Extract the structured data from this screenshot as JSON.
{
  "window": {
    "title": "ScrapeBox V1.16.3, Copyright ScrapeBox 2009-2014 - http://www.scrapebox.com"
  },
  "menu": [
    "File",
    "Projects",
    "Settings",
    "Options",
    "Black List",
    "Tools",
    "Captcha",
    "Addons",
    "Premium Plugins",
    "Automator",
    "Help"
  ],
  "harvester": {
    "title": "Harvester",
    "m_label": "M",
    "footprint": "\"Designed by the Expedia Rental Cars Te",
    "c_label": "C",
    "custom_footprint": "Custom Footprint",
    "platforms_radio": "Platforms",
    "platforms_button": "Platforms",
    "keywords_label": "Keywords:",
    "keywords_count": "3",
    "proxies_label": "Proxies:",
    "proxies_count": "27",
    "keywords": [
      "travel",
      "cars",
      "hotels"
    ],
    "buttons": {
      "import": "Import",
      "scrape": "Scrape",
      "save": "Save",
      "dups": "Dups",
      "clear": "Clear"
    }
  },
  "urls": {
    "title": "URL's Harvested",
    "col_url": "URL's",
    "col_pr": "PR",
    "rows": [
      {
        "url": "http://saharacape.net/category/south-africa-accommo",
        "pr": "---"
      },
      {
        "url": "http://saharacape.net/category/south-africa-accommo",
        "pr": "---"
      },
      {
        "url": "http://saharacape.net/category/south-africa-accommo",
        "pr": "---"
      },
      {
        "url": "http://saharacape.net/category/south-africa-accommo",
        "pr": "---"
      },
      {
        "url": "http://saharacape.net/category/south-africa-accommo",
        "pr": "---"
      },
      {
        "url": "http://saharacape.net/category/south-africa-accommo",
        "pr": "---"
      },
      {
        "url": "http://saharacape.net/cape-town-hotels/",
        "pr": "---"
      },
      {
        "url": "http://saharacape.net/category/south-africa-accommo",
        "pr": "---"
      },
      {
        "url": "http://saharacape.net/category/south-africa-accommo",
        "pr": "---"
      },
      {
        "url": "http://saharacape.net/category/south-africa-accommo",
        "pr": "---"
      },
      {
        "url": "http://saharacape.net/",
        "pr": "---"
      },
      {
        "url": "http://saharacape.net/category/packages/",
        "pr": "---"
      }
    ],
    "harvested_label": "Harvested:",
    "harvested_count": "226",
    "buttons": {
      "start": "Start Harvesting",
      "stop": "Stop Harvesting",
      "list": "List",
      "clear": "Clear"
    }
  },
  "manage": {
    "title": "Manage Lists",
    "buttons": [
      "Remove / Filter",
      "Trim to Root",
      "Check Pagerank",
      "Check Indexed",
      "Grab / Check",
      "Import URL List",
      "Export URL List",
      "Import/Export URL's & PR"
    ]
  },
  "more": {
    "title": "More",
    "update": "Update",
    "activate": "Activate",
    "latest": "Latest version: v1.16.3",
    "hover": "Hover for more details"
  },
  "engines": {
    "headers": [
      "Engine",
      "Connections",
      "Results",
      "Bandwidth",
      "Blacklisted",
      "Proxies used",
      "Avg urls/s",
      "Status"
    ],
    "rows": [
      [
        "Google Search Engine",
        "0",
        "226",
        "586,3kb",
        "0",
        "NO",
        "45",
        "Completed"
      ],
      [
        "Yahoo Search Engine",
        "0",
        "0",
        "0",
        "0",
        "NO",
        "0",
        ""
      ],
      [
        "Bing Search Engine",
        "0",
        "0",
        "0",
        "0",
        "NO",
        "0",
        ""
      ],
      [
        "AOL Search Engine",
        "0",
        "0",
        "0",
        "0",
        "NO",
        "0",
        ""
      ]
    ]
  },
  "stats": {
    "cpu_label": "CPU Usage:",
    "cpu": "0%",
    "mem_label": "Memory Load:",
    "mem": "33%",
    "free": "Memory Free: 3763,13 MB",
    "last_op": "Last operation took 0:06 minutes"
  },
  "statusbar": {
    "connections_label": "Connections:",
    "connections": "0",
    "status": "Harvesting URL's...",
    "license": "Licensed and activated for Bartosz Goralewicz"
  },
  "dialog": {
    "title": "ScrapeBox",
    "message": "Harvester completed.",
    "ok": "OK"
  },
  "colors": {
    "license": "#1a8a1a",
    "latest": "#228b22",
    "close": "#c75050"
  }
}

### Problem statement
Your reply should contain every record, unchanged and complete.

### Task output
Extract the structured data from this screenshot as JSON.
{
  "window": {
    "title": "ScrapeBox V1.16.3, Copyright ScrapeBox 2009-2014 - http://www.scrapebox.com"
  },
  "menu": [
    "File",
    "Projects",
    "Settings",
    "Options",
    "Black List",
    "Tools",
    "Captcha",
    "Addons",
    "Premium Plugins",
    "Automator",
    "Help"
  ],
  "harvester": {
    "title": "Harvester",
    "m_label": "M",
    "footprint": "\"Designed by the Expedia Rental Cars Te",
    "c_label": "C",
    "custom_footprint": "Custom Footprint",
    "platforms_radio": "Platforms",
    "platforms_button": "Platforms",
    "keywords_label": "Keywords:",
    "keywords_count": "3",
    "proxies_label": "Proxies:",
    "proxies_count": "27",
    "keywords": [
      "travel",
      "cars",
      "hotels"
    ],
    "buttons": {
      "import": "Import",
      "scrape": "Scrape",
      "save": "Save",
      "dups": "Dups",
      "clear": "Clear"
    }
  },
  "urls": {
    "title": "URL's Harvested",
    "col_url": "URL's",
    "col_pr": "PR",
    "rows": [
      {
        "url": "http://saharacape.net/category/south-africa-accommo",
        "pr": "---"
      },
      {
        "url": "http://saharacape.net/category/south-africa-accommo",
        "pr": "---"
      },
      {
        "url": "http://saharacape.net/category/south-africa-accommo",
        "pr": "---"
      },
      {
        "url": "http://saharacape.net/category/south-africa-accommo",
        "pr": "---"
      },
      {
        "url": "http://saharacape.net/category/south-africa-accommo",
        "pr": "---"
      },
      {
        "url": "http://saharacape.net/category/south-africa-accommo",
        "pr": "---"
      },
      {
        "url": "http://saharacape.net/cape-town-hotels/",
        "pr": "---"
      },
      {
        "url": "http://saharacape.net/category/south-africa-accommo",
        "pr": "---"
      },
      {
        "url": "http://saharacape.net/category/south-africa-accommo",
        "pr": "---"
      },
      {
        "url": "http://saharacape.net/category/south-africa-accommo",
        "pr": "---"
      },
      {
        "url": "http://saharacape.net/",
        "pr": "---"
      },
      {
        "url": "http://saharacape.net/category/packages/",
        "pr": "---"
      }
    ],
    "harvested_label": "Harvested:",
    "harvested_count": "226",
    "buttons": {
      "start": "Start Harvesting",
      "stop": "Stop Harvesting",
      "list": "List",
      "clear": "Clear"
    }
  },
  "manage": {
    "title": "Manage Lists",
    "buttons": [
      "Remove / Filter",
      "Trim to Root",
      "Check Pagerank",
      "Check Indexed",
      "Grab / Check",
      "Import URL List",
      "Export URL List",
      "Import/Export URL's & PR"
    ]
  },
  "more": {
    "title": "More",
    "update": "Update",
    "activate": "Activate",
    "latest": "Latest version: v1.16.3",
    "hover": "Hover for more details"
  },
  "engines": {
    "headers": [
      "Engine",
      "Connections",
      "Results",
      "Bandwidth",
      "Blacklisted",
      "Proxies used",
      "Avg urls/s",
      "Status"
    ],
    "rows": [
      [
        "Google Search Engine",
        "0",
        "226",
        "586,3kb",
        "0",
        "NO",
        "45",
        "Completed"
      ],
      [
        "Yahoo Search Engine",
        "0",
        "0",
        "0",
        "0",
        "NO",
        "0",
        ""
      ],
      [
        "Bing Search Engine",
        "0",
        "0",
        "0",
        "0",
        "NO",
        "0",
        ""
      ],
      [
        "AOL Search Engine",
        "0",
        "0",
        "0",
        "0",
        "NO",
        "0",
        ""
      ]
    ]
  },
  "stats": {
    "cpu_label": "CPU Usage:",
    "cpu": "0%",
    "mem_label": "Memory Load:",
    "mem": "33%",
    "free": "Memory Free: 3763,13 MB",
    "last_op": "Last operation took 0:06 minutes"
  },
  "statusbar": {
    "connections_label": "Connections:",
    "connections": "0",
    "status": "Harvesting URL's...",
    "license": "Licensed and activated for Bartosz Goralewicz"
  },
  "dialog": {
    "title": "ScrapeBox",
    "message": "Harvester completed.",
    "ok": "OK"
  },
  "colors": {
    "license": "#1a8a1a",
    "latest": "#228b22",
    "close": "#c75050"
  }
}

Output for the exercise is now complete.